The clock has run down on methylmercury mitigation work in the Muskrat Falls reservoir before full flooding, according to evidence at the ongoing public inquiry into the hydroelectric project.
The raising of the reservoir is scheduled for next month.
What’s less known is the back and forth behind the scenes, with no public debate of a possible action investigated and discussed by the government.
The idea was capping of wetland, meaning physically covering areas that might release more carbon and contribute to increased levels of methylmercury in the reservoir.
Important to the ongoing discussion is the fact there has been partial flooding of the reservoir to date, and ongoing methylmercury monitoring (with results available online) shows no risk to country foods downstream or to public health.
But there is still a public concern the upcoming full flooding could lead to consumption advisories, causing harm to Indigenous people and other area residents reliant on country foods.
Wetland capping, theoretically, would have been a small effort against reaching a methylmercury level where advisories are required.
It was a topic of discussion at the Muskrat Falls Inquiry Thursday, where a panel of bureaucrats spoke about communication of environmental concerns and the province’s response.
The panel included Martin Goebel, the province’s senior adviser on methylmercury; Susan Squires, who became the province’s director of environmental assessment in 2017; and Jamie Chippett, deputy minister of the Department of Municipal Affairs and Environment.
They walked through the history on methylmercury and Muskrat Falls. It was noted, given the significant public concern around methylmercury, an Independent Expert Advisory Committee (IEAC) was struck. In April 2018, the committee issued its final report. One of the recommendations was to have Nalcor undertake “targeted soil removal and wetland capping” in the reservoir area.
The idea of soil removal was contested by the Innu Nation for multiple reasons. But there wasn’t the same objection for wetland capping.

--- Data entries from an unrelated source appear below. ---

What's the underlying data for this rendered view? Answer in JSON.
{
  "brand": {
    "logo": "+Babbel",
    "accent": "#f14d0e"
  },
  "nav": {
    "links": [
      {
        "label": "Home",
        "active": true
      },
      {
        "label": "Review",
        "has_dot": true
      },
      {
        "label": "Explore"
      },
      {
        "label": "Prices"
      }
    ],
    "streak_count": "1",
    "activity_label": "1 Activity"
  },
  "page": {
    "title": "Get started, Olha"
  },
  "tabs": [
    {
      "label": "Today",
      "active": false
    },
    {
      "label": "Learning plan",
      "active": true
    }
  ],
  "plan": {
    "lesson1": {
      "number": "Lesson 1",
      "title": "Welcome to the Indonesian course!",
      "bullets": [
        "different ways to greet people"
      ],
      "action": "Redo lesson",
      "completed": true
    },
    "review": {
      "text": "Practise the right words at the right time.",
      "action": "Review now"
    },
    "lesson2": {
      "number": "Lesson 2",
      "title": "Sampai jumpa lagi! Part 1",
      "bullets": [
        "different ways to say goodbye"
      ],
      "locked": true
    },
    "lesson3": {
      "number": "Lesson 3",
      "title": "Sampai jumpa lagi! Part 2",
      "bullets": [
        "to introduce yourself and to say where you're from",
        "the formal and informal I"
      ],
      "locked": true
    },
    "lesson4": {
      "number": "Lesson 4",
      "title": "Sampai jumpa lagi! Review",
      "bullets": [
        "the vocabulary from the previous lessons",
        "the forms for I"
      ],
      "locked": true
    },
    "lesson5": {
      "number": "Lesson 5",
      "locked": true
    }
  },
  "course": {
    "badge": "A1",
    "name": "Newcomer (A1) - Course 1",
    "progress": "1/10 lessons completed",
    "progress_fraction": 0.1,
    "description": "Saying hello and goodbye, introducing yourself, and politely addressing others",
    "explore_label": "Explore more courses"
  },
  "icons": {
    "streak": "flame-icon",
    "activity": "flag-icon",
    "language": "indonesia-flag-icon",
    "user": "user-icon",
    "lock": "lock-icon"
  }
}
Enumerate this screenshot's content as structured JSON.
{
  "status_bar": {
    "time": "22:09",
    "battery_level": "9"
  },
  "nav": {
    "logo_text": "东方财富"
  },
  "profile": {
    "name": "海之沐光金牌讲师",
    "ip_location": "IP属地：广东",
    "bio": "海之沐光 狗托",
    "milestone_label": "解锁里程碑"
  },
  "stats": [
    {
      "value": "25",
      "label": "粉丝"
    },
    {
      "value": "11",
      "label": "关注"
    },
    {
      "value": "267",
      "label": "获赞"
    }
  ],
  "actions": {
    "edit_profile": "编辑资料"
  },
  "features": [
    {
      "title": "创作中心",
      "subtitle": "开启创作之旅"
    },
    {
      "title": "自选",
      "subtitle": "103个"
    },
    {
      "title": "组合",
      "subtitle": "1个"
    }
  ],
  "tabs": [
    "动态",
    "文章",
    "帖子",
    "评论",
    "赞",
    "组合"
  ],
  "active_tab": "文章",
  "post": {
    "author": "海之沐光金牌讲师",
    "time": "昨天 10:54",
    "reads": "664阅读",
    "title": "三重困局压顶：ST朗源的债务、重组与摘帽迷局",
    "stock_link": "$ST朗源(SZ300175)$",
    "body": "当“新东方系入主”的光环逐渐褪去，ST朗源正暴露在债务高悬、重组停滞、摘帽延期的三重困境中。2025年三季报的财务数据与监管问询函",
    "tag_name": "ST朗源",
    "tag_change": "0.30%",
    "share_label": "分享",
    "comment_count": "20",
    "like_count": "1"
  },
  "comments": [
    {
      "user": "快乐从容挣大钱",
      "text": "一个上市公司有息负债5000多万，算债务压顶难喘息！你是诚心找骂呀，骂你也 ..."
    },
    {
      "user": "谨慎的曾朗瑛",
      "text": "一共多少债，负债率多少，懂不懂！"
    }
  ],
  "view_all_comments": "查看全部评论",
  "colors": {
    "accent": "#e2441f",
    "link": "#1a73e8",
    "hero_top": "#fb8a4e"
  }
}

The Liberal Government of Newfoundland and Labrador never publicly, explicitly stated its position — for or against — proposed mitigation measures.
Internally, there was interest in capping.
Staff within the Department of Environment, including Goebel, noticed time ticking by and were aware of the planned full flooding of the reservoir in 2019.
“We chose to try and advance the issue … by drafting a letter that could be sent from our minister (to Stan Marshall),” Chippett testified.
A letter was dated Nov. 6, 2018, but wasn’t sent. Within days, the department had another new minister, Graham Letto, who replaced Andrew Parsons (who had been juggling the Municipal Affairs and Environment portfolio atop Justice and Public Safety after Eddie Joyce was ousted from the Liberal caucus earlier in the year).
Letto was briefed. Chippett said there was then a meeting with Premier Dwight Ball. There were plans made to present information to cabinet. The cabinet meeting was deferred into the new year.
By then, it was already into the winter construction window, when frozen ground would have helped protect the environment, and migratory birds wouldn’t be a concern. And Nalcor Energy advised there was no time left.
SNC-Lavalin’s evaluations show that even if the government had got around to dealing with it at a December 2018 cabinet meeting, there was no time.
“In their report to the IEAC, SNC-Lavalin assumed that work would be undertaken (if approved) starting in the fall of 2018 and completed prior to April 2019. … That construction window is no longer available to us," wrote Nalcor Energy’s Gilbert Bennett.
On Jan. 16, 2019, he stated, "From a construction perspective, we need to maintain the impoundment schedule and impound as early as possible to complete the spillway concrete placement and to permit commissioning activities for Unit 1 in advance of first power this year."
There was some thought to capping the wetland after flooding, but a feasibility study requested from SNC-Lavalin recommends against the idea.
“The mitigating value of placing capping material some time after reservoir creation may be of reduced value (and) comes with safety risks,” SNC stated.